‘Leave The Crazy At Home’: 3 Things Ryan Holiday Taught Me

To this day I still get people stopping me in the street saying their favourite guest is Ryan Holiday, the author, marketer and entrepreneur who apprenticed with Tim Ferriss and Robert Greene.

The good news is Ryan is coming back this summer, and is about to release his new book The Ego Is Your Enemy. Like you, I can’t wait!

Ryan taught me so much on his last visit, not just about strategy, marketing and success, but about philosophy and life.

Here are three of the big lessons I learned from Ryan:

  1. The Obstacle Is The Way
  2. Leave The Crazy At Home
  3. Share Your Secrets

  1. The Obstacle Is The Way

This is the title of one of my favourite Ryan Holiday books. The essence of it is Ryan’s love of Stoicism, and it’s here you can really see the influence of Robert Greene and Tim Ferriss.

Stoicism is really all about delayed gratification. It’s is playing the long the game.

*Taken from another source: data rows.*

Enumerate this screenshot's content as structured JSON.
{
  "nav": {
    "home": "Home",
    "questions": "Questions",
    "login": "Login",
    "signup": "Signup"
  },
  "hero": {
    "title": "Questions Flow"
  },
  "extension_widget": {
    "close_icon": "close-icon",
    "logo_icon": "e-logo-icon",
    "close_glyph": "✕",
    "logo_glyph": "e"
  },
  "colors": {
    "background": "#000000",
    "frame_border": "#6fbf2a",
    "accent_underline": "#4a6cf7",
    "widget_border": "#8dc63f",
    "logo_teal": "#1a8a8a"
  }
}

It’s really what we are all about here at London Real – going to where the fear is, and understanding that the thing that terrifies us the most is probably what offers the greatest amount of growth and payback in the long run.

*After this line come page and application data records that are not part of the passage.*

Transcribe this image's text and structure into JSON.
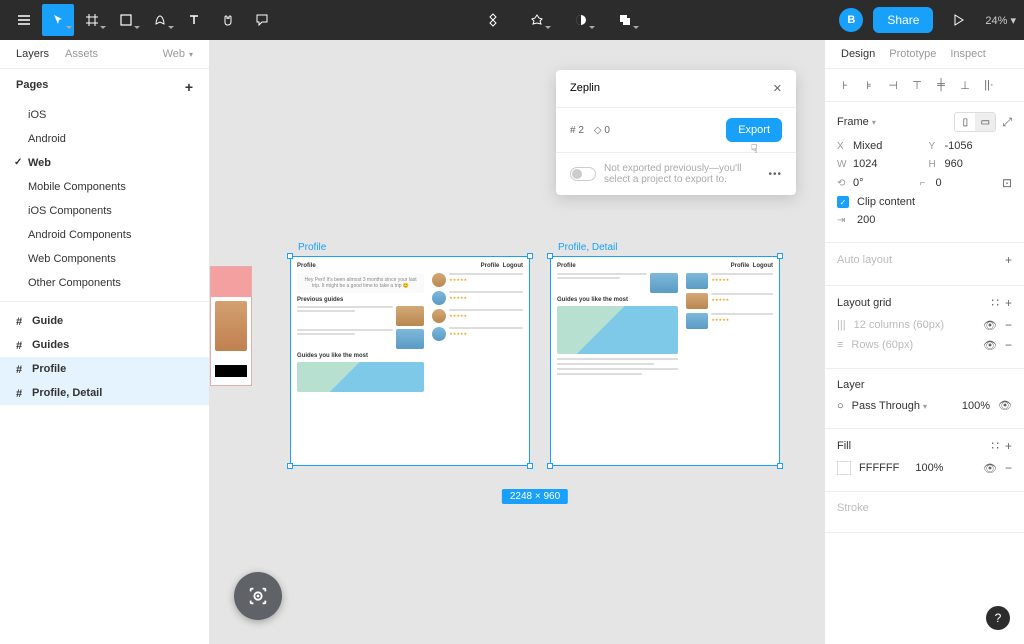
{
  "toolbar": {
    "avatar_initial": "B",
    "share_label": "Share",
    "zoom": "24%"
  },
  "left_panel": {
    "tabs": {
      "layers": "Layers",
      "assets": "Assets",
      "right": "Web"
    },
    "pages_header": "Pages",
    "pages": [
      {
        "label": "iOS"
      },
      {
        "label": "Android"
      },
      {
        "label": "Web",
        "selected": true
      },
      {
        "label": "Mobile Components"
      },
      {
        "label": "iOS Components"
      },
      {
        "label": "Android Components"
      },
      {
        "label": "Web Components"
      },
      {
        "label": "Other Components"
      }
    ],
    "layers": [
      {
        "label": "Guide"
      },
      {
        "label": "Guides"
      },
      {
        "label": "Profile",
        "selected": true
      },
      {
        "label": "Profile, Detail",
        "selected": true
      }
    ]
  },
  "canvas": {
    "frame1_label": "Profile",
    "frame2_label": "Profile, Detail",
    "dimensions": "2248 × 960",
    "mockup": {
      "title": "Profile",
      "nav1": "Profile",
      "nav2": "Logout",
      "hero": "Hey Peri! It's been almost 3 months since your last trip. It might be a good time to take a trip 😊",
      "section1": "Previous guides",
      "section2": "Guides you like the most"
    }
  },
  "zeplin": {
    "title": "Zeplin",
    "frame_count": "2",
    "component_count": "0",
    "export_label": "Export",
    "footer_text": "Not exported previously—you'll select a project to export to."
  },
  "right_panel": {
    "tabs": {
      "design": "Design",
      "prototype": "Prototype",
      "inspect": "Inspect"
    },
    "frame": {
      "header": "Frame",
      "x_label": "X",
      "x_val": "Mixed",
      "y_label": "Y",
      "y_val": "-1056",
      "w_label": "W",
      "w_val": "1024",
      "h_label": "H",
      "h_val": "960",
      "rotation": "0°",
      "radius": "0",
      "clip_label": "Clip content",
      "constraint_val": "200"
    },
    "auto_layout": {
      "header": "Auto layout"
    },
    "layout_grid": {
      "header": "Layout grid",
      "row1": "12 columns (60px)",
      "row2": "Rows (60px)"
    },
    "layer": {
      "header": "Layer",
      "blend": "Pass Through",
      "opacity": "100%"
    },
    "fill": {
      "header": "Fill",
      "hex": "FFFFFF",
      "opacity": "100%"
    },
    "stroke": {
      "header": "Stroke"
    }
  }
}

  1. Leave The Crazy At Home

Ryan made his way to the top by basically hustling his way there, living on the couch of Tucker Max, being a dogsbody and researcher for Robert Greene and helping Tim Ferriss in any way he could.

He worked for little or nothing and was there 24/7 for the men he knew would jumpstart his career and happiness.

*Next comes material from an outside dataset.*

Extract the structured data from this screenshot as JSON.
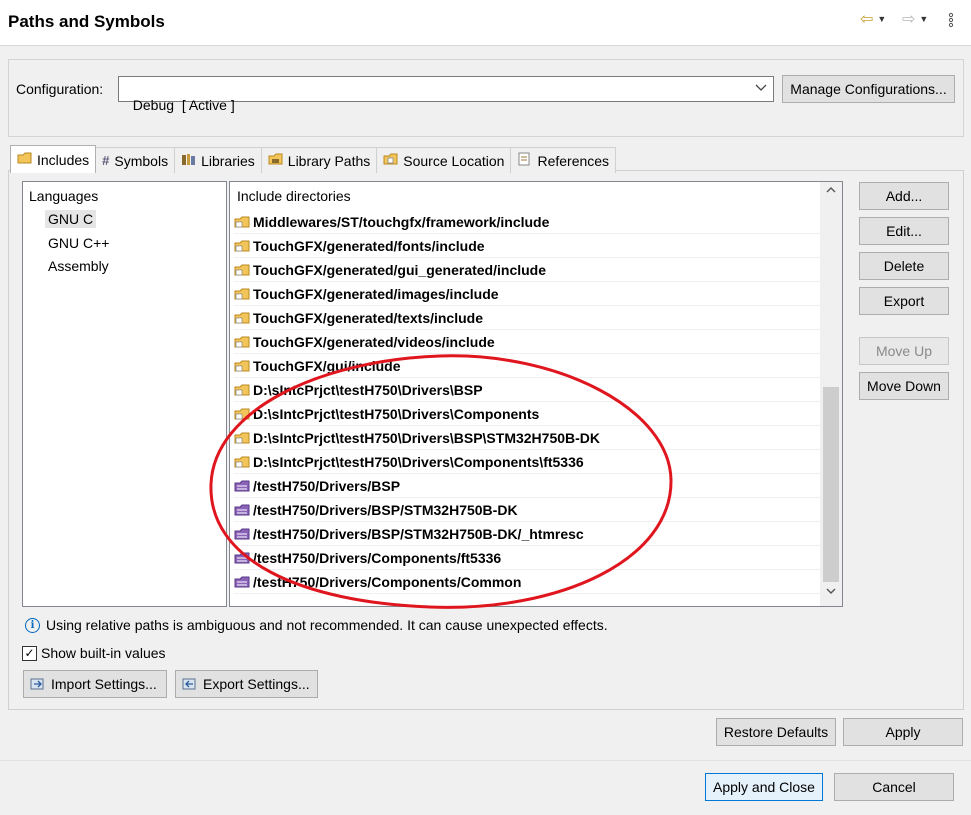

Ryan was successful because he left his ego at the door, he didn’t make demands and no job was beneath him. He was apprenticed to masters and he knew his place.

These days, he struggles to find interns and employees that hustle like he did at 19.

It is easy to get caught up in the romance of being an intern to a globally recognised badass, but another thing entirely to show commitment and loyalty when you don’t get your own way.

  1. Share Your Secrets

Like his mentor and friend Tim Ferriss, Ryan has never shied away from revealing the tricks of his trade. He is not precious about what he knows.

He understands that most people are lazy and trusts that the people who are smart enough to take what he writes to heart, are the right people. The value will come back to him tenfold.

It doesn’t make sense to cling to knowledge that will probably become outdated anyway. Playing the long game means being the key person of influence in your field, and that means you position yourself by adding value.I can’t wait for Ryan’s return to London Real this summer. Let me know what you loved about this classic conversation, and send me a tweet or leave a comment with some questions for his next visit!

Leave a Reply

Your email address will not be published. Required fields are marked *